Stored records
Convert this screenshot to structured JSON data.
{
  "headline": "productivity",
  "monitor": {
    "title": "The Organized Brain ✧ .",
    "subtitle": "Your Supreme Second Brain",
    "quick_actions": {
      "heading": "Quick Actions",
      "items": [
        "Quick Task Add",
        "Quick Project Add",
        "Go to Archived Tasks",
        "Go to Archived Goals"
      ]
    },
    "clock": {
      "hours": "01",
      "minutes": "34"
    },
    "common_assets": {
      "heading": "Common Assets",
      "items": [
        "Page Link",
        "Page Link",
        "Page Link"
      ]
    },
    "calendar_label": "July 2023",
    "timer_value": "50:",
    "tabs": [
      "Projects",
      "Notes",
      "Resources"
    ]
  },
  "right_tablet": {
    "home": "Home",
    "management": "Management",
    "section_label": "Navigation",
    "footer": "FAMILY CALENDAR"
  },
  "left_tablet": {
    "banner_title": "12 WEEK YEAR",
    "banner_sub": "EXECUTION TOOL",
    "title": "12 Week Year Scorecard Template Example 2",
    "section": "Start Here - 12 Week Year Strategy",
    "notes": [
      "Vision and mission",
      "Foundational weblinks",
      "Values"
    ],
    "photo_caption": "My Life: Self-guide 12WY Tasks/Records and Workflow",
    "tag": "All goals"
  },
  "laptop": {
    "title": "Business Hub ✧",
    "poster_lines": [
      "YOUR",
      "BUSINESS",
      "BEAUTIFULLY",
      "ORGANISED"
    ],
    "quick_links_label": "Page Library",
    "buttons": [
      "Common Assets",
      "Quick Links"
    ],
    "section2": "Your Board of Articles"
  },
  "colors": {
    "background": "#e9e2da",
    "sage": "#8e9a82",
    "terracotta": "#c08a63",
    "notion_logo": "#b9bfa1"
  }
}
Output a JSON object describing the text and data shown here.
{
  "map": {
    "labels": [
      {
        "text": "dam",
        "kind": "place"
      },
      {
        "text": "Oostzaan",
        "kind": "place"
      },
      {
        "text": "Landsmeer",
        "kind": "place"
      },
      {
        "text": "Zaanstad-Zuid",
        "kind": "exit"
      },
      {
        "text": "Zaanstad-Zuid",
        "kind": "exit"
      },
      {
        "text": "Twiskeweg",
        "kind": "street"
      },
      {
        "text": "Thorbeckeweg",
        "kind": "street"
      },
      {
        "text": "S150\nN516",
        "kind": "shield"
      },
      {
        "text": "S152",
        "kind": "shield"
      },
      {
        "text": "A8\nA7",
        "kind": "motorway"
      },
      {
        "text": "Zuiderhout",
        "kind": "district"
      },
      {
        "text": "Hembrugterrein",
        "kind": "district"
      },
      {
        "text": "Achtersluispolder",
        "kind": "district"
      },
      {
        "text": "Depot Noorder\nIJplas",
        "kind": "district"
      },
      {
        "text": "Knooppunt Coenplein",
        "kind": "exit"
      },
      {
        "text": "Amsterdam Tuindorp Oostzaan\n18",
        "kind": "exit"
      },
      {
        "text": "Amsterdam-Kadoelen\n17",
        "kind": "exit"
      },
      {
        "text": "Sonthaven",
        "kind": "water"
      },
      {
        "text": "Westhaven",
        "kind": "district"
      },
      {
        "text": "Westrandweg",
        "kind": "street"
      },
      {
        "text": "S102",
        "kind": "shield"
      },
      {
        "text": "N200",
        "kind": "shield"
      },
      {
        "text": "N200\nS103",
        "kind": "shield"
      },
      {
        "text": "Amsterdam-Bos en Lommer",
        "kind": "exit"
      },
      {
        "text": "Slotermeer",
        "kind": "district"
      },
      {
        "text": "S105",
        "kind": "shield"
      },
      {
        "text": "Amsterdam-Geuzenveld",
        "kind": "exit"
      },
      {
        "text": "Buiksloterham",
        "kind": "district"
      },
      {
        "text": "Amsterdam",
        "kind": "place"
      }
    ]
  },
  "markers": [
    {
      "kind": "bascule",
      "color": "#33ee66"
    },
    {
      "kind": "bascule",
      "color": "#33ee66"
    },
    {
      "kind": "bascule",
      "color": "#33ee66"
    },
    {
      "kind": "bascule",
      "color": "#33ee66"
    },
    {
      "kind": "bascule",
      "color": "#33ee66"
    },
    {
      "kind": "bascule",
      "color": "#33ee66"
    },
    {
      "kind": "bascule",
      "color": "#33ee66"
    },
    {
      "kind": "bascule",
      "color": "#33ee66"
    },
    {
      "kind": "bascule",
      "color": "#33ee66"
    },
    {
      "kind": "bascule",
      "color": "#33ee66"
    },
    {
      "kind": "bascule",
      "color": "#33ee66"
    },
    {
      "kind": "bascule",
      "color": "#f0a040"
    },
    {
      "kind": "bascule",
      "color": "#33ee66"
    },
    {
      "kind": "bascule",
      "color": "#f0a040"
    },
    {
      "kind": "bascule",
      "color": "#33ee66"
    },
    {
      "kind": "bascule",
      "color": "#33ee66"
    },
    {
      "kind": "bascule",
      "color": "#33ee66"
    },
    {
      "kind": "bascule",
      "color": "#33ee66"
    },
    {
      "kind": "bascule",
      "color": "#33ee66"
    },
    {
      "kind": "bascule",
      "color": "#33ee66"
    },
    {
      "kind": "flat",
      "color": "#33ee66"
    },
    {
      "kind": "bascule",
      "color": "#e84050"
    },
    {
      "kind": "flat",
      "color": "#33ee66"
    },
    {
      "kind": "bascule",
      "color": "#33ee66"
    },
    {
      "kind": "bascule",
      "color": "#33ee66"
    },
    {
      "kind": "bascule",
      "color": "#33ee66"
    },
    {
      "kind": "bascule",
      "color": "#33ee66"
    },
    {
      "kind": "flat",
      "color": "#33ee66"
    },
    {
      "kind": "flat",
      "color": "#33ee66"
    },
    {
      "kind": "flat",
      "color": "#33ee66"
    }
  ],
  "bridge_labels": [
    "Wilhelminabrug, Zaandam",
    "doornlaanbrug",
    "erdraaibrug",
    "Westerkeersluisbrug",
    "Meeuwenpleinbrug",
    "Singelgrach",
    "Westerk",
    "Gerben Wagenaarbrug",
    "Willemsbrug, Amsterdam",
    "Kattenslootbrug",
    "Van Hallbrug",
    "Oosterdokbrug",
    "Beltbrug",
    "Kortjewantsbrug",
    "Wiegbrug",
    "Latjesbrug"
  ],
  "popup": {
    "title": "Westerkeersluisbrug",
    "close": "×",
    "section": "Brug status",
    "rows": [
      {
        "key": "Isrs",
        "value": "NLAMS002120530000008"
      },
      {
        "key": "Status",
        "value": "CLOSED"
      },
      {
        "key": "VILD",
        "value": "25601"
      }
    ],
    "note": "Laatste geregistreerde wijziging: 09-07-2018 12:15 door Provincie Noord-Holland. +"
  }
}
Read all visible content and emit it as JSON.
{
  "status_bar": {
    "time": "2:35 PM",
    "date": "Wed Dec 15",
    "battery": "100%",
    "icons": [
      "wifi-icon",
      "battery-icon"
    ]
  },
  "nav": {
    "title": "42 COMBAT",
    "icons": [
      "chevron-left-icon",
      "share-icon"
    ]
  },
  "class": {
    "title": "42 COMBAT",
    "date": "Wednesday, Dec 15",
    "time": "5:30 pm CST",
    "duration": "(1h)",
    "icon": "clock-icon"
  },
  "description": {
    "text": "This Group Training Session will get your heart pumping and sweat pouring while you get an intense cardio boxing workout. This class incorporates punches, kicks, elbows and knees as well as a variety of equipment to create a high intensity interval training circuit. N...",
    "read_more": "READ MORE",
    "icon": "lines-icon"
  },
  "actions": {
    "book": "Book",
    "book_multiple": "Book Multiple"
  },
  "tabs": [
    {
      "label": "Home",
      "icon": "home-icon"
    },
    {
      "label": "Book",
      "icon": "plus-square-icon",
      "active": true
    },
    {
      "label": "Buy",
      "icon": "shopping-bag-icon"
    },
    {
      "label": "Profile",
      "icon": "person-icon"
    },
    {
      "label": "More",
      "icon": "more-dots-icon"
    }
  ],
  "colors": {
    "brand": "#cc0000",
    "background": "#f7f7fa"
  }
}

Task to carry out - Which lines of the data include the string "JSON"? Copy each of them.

Written solution -
Convert this screenshot to structured JSON data.
Output a JSON object describing the text and data shown here.
Read all visible content and emit it as JSON.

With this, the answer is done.